The Supreme Court of India is currently addressing a ‘hate speech’ case based on a petition filed by one Saheen Abdullah. Following this, multiple other impleadments have been filed by various parties, shedding light on the issues faced by Hindus and others.
On one such incident faced by a petitioner, Vikas Pandey approached Supreme Court Lawyer Ashwani Bhardwaj, providing distressing details of targeted hate speech against young students belonging to Brahmin and other Hindu communities. Slogans such as “There will be Blood,” “Brahmo-Baniya, We Are coming for you,” and “Brahmins leave the campus” were found graffitied on the walls of Jawaharlal Nehru University and its hostel.
Advocate Ashwani Bhardwaj has urged the court to expand upon its previous order and establish a comprehensive framework for defining hate speech, protecting society from persecution by authorities, and preventing atrocities against the underprivileged. This case holds immense importance for the Hindu community, as mishandling it could inadvertently lead to entry of Communal Violence Bill via backdoor.
The hate speech case before the Supreme Court has gained widespread attention with the addition of multiple petitions highlighting the targeting of so-called majority communities. Among the affected groups, Brahmins and young students have faced direct threats, persecution, and injustice due to hate speech.
The presence of incendiary slogans on the walls of Jawaharlal Nehru University and its hostel underscores the gravity of the situation. Advocate Ashwani Bhardwaj’s involvement seeks to address these concerns by advocating for a comprehensive framework that distinguishes hate speech from protected free speech. Such a framework is vital to safeguard society from persecution and ensure the prevention of atrocities against both majority and marginalized sections.

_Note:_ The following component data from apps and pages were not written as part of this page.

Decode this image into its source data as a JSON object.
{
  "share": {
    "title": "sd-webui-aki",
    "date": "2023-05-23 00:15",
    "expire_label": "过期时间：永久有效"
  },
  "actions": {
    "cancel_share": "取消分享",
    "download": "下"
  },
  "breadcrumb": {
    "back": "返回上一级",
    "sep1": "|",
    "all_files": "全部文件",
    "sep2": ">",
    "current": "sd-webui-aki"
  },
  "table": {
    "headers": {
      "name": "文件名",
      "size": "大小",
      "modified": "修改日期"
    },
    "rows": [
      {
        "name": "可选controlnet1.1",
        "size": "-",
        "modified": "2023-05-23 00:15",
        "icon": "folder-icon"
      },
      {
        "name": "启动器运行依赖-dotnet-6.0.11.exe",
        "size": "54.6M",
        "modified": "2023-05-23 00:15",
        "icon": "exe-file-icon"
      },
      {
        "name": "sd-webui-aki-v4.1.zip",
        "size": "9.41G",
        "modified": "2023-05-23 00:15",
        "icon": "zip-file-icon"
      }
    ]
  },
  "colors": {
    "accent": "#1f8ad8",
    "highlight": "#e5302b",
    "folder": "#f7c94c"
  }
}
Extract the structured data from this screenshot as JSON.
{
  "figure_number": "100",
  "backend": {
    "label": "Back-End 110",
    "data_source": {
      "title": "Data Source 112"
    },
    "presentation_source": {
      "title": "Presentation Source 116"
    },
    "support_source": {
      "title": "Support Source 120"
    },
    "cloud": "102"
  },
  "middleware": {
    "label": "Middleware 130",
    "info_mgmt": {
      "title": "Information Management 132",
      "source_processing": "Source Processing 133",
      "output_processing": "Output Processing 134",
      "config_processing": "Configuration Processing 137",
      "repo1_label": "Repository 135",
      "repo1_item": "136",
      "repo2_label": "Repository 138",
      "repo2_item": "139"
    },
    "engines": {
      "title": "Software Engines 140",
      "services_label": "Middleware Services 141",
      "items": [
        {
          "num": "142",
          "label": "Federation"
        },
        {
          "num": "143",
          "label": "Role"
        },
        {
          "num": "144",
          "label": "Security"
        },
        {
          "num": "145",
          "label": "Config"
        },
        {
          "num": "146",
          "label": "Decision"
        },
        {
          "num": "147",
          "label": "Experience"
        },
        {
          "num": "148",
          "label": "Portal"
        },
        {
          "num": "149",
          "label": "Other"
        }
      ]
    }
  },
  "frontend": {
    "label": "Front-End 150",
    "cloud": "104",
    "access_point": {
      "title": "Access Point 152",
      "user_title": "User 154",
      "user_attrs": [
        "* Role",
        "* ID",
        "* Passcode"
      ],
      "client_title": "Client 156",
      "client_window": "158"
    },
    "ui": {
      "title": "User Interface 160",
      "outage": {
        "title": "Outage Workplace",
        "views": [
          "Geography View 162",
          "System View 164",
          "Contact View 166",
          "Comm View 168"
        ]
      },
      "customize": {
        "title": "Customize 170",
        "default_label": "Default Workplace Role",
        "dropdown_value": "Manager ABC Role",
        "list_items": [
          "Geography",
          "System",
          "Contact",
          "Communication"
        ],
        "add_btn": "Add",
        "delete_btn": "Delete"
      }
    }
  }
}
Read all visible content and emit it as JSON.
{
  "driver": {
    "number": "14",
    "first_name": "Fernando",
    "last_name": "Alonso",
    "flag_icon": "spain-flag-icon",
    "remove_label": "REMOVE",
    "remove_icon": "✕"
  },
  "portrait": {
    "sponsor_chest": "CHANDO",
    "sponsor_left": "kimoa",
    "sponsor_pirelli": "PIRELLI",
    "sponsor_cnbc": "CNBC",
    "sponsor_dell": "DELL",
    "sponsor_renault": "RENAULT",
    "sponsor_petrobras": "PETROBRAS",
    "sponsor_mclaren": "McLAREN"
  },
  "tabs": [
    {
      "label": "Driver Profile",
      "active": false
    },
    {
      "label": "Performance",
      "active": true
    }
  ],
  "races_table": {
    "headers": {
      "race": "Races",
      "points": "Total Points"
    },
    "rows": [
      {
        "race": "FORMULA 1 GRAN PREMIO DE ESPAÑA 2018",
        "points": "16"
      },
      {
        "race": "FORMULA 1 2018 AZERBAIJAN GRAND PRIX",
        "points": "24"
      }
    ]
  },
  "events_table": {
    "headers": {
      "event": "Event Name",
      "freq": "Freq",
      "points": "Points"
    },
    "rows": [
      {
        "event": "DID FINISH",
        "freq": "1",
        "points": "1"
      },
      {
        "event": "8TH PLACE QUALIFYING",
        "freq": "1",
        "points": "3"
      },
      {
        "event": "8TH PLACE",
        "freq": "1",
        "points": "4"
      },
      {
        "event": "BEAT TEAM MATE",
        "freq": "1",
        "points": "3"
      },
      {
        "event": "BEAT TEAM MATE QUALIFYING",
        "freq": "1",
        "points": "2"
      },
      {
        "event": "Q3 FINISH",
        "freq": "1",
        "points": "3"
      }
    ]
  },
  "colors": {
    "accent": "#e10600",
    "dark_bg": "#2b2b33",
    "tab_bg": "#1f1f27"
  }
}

Advocate Ashwani Bhardwaj’s plea to the Supreme Court emphasizes the need to define hate speech and establish a robust framework to determine when statements cross the line from protected speech to hate speech. This clarification is crucial in enabling authorities to take appropriate action against offenders and safeguarding society at large.
By defining hate speech, the court can protect deprived sections of society from persecution, ensuring that they do not fall victim to systemic atrocities or various state governments targeting ordinary Hindu activists working on the ground, on false pretenses.
The ongoing hate speech case being heard by the Supreme Court bench of Justices KM Joseph and BV Nagarathna carries significant implications for the Hindu community. Mishandling the case could potentially result in unintended entry of Communal Violence Bill as law. Therefore, it becomes imperative for the court to handle the matter judiciously, striking a balance between free speech and the prevention of hate speech. The court’s ruling will not only shape the boundaries of acceptable speech but also contribute to fostering communal harmony, ensuring justice, and upholding the rights and dignity of all communities.